*Aim of the exercise*. If a line in the entries below includes "Service", pick it out and copy it.

*Task data*.
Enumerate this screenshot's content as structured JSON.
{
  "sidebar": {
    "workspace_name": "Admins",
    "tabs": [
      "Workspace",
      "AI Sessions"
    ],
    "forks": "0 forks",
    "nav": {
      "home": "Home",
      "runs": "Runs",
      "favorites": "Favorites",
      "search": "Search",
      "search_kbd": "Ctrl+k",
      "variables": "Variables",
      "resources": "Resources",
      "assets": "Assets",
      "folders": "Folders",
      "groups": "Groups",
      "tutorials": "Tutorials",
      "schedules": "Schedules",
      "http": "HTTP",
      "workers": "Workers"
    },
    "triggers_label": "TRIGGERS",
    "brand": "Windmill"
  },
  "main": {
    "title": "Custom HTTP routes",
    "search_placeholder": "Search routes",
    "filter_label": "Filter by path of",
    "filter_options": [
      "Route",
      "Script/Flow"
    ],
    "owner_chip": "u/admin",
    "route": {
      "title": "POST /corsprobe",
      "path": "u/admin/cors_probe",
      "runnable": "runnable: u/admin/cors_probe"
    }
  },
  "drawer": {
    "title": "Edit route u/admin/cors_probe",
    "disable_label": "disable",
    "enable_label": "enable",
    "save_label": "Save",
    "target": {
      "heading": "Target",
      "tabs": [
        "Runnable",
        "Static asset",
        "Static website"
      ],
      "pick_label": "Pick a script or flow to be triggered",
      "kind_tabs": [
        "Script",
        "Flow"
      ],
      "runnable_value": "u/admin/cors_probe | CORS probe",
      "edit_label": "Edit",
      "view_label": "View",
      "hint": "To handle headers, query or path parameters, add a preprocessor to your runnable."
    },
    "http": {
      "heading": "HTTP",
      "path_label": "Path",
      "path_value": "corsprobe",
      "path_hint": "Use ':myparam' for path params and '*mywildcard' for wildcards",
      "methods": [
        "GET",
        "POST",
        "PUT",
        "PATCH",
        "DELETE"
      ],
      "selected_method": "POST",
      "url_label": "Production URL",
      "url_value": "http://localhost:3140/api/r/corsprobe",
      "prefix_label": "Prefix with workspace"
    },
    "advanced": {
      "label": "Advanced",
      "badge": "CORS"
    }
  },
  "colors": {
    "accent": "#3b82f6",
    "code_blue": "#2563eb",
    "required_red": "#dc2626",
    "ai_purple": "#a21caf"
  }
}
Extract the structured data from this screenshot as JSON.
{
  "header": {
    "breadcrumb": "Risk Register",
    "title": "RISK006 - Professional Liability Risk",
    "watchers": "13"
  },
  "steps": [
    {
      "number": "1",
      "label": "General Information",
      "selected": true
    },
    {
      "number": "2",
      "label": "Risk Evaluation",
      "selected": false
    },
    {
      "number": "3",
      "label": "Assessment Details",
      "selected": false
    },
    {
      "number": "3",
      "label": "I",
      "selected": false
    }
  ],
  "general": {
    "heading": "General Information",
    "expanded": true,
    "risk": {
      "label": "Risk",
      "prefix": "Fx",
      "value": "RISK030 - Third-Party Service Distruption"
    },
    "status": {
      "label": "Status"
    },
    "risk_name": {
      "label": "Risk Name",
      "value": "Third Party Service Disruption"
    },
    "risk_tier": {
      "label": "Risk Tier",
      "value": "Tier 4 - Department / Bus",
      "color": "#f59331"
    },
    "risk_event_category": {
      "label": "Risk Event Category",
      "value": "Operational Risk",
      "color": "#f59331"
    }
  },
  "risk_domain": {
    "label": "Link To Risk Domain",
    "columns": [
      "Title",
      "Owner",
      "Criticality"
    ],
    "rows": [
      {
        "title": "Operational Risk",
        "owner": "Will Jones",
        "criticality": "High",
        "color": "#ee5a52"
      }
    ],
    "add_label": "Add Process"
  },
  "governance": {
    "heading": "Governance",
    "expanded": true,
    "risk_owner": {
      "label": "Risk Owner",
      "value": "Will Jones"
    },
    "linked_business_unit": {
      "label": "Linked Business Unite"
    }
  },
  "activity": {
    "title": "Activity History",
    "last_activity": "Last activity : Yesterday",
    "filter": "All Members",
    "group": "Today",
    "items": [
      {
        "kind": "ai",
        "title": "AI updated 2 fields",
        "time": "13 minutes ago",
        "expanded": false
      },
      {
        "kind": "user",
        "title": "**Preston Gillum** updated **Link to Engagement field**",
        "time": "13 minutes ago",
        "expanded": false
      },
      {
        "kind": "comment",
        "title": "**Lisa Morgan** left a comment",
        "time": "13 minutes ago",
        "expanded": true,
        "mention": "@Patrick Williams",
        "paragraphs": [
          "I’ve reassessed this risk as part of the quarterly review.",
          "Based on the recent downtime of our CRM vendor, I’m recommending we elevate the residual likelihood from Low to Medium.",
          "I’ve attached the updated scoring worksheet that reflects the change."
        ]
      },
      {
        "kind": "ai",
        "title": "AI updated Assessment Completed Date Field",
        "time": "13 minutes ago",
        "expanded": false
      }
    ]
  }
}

*Answer to this task*.
      "value": "RISK030 - Third-Party Service Distruption"
      "value": "Third Party Service Disruption"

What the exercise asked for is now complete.